# What is the difference between Einstein–Brillouin–Keller (EBK) quantization and Bohr-Sommerfeld quantization?

What is the difference between Einstein–Brillouin–Keller (EBK) quantization and Bohr-Sommerfeld quantization? They look the same, right? They all give the same quantization condition

$$\int_{C_j } p d q = 2 \pi \hbar n_j .$$

So, what is the difference between the two?

• All the online references to the EBK method that I could find are very vague, and they all seem to suggest that they are actually discussing the WKB method with another name. Is it possible that these methods are the same? – AccidentalFourierTransform Dec 17 '16 at 13:45

I guess you mean WKB quantisation$^{}$. Sommerfeld's rule precedes WBK approximation by almost a decade.

Sommerfeld's quantisation was an heuristic rule which seemed to work very well by the time, but it was known to have many limitations. It was soon superseded by Schrödinger's theory, which is much more complete.

After Schrödinger's equation was formulated, Wentzel, Kramers and Brillouin proved that Sommerfeld's rule is actually just a particular case of a more broad framework of approximation techniques that can be applied to eigenvalue problems. In other words, WKB generalised Sommerfeld's rule within the context of Schrödinger's equation. They proved that the intuitive approach by Sommerfeld was actually contained in Schrödinger's theory.

In a nutshell: Sommerfeld developed his rule prior to Schrödinger's equation, and WKB proved that the latter contains the former as a subcase. Moreover, they extended the analysis to more complex problems. This means that Sommerfeld's method and the WKB method are (essentially) equivalent, but have a very different historical origin.

$^{}$ It seems that it is also called EBK quantisation, e.g., here. As far as I know, the standard name for the method is WKB, though I don't know the historical details about who was the first to develop the method.

The correct EBK quantization rule is :

$$\int_{C_j } p d q = 2 \pi \hbar \ \left( \, n_j \, + \, \frac{\gamma_j}{4} \, \right)$$

where the second integer $\gamma_j$ is the Maslov index (or Keller-Maslov index), a topological number discovered by Joseph B. Keller in 1958 (and independantly by Victor P. Maslov). This Maslov index was absent from the old Bohr-Sommerfeld theory.

(Example : for the one-dimensional harmonic oscillator, one has : $\gamma = 2$, and the EBK quantization rule yields the exact quantum spectrum ; omitting the Maslov index would gives a wrong result.)

Beforehand, Einstein had remarked (already in 1917) that this kind of quantization rule could only be applied to integrable systems, whose phase space possess invariant tori.

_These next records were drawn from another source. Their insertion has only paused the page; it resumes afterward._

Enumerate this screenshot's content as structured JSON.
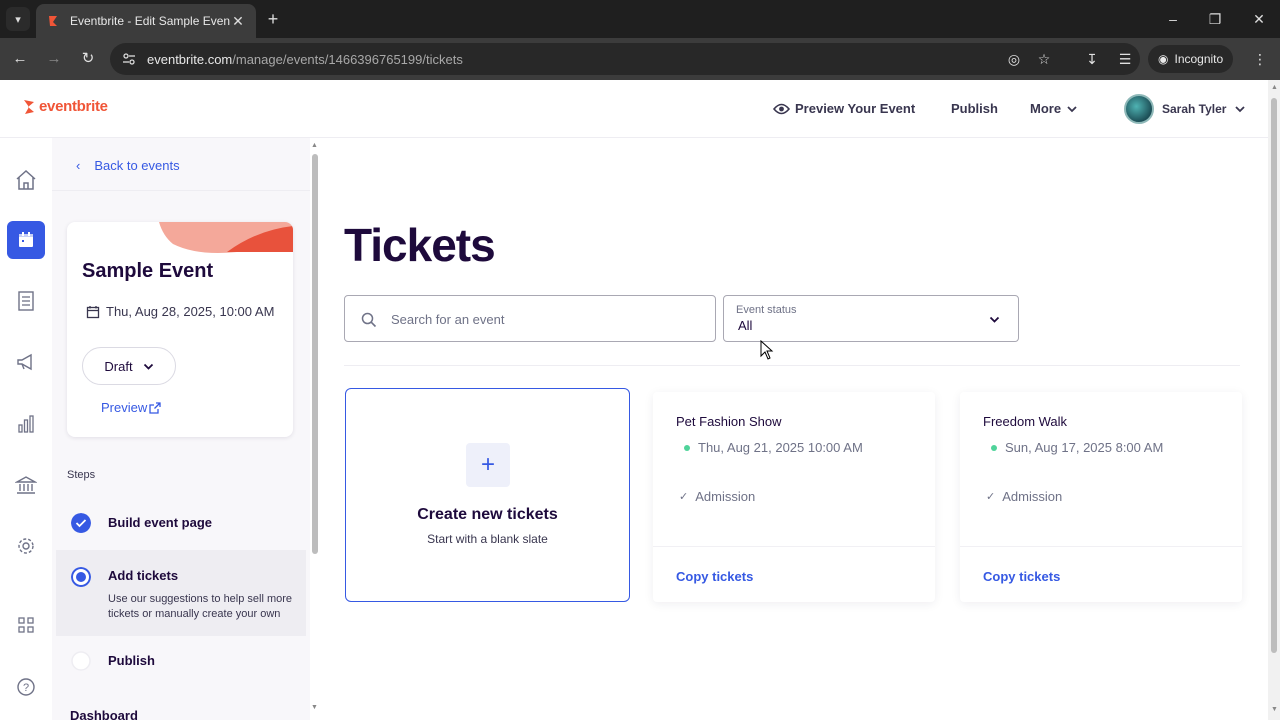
{
  "browser": {
    "tab_title": "Eventbrite - Edit Sample Event",
    "url_host": "eventbrite.com",
    "url_path": "/manage/events/1466396765199/tickets",
    "incognito_label": "Incognito"
  },
  "header": {
    "logo": "eventbrite",
    "preview_label": "Preview Your Event",
    "publish_label": "Publish",
    "more_label": "More",
    "user_name": "Sarah Tyler"
  },
  "colors": {
    "brand_orange": "#f05537",
    "accent_blue": "#3659e3",
    "text_dark": "#1e0a3c"
  },
  "rail": {
    "items": [
      "home-icon",
      "calendar-icon",
      "orders-icon",
      "megaphone-icon",
      "reports-icon",
      "finance-icon",
      "settings-icon",
      "apps-icon",
      "help-icon"
    ],
    "active_index": 1
  },
  "panel": {
    "back_label": "Back to events",
    "event_name": "Sample Event",
    "event_date": "Thu, Aug 28, 2025, 10:00 AM",
    "status_label": "Draft",
    "preview_label": "Preview",
    "steps_label": "Steps",
    "steps": [
      {
        "title": "Build event page",
        "state": "done"
      },
      {
        "title": "Add tickets",
        "state": "current",
        "desc": "Use our suggestions to help sell more tickets or manually create your own"
      },
      {
        "title": "Publish",
        "state": "todo"
      }
    ],
    "next_section": "Dashboard"
  },
  "main": {
    "title": "Tickets",
    "search_placeholder": "Search for an event",
    "status_filter_label": "Event status",
    "status_filter_value": "All",
    "create_card": {
      "title": "Create new tickets",
      "subtitle": "Start with a blank slate"
    },
    "events": [
      {
        "name": "Pet Fashion Show",
        "date": "Thu, Aug 21, 2025 10:00 AM",
        "ticket": "Admission",
        "action": "Copy tickets"
      },
      {
        "name": "Freedom Walk",
        "date": "Sun, Aug 17, 2025 8:00 AM",
        "ticket": "Admission",
        "action": "Copy tickets"
      }
    ]
  }
}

Read e.g. : A. Douglas Stone, Einstein's unknown insight and the problem of quantizing chaos, Physics Today 58 (8) (August 2005), 37-43.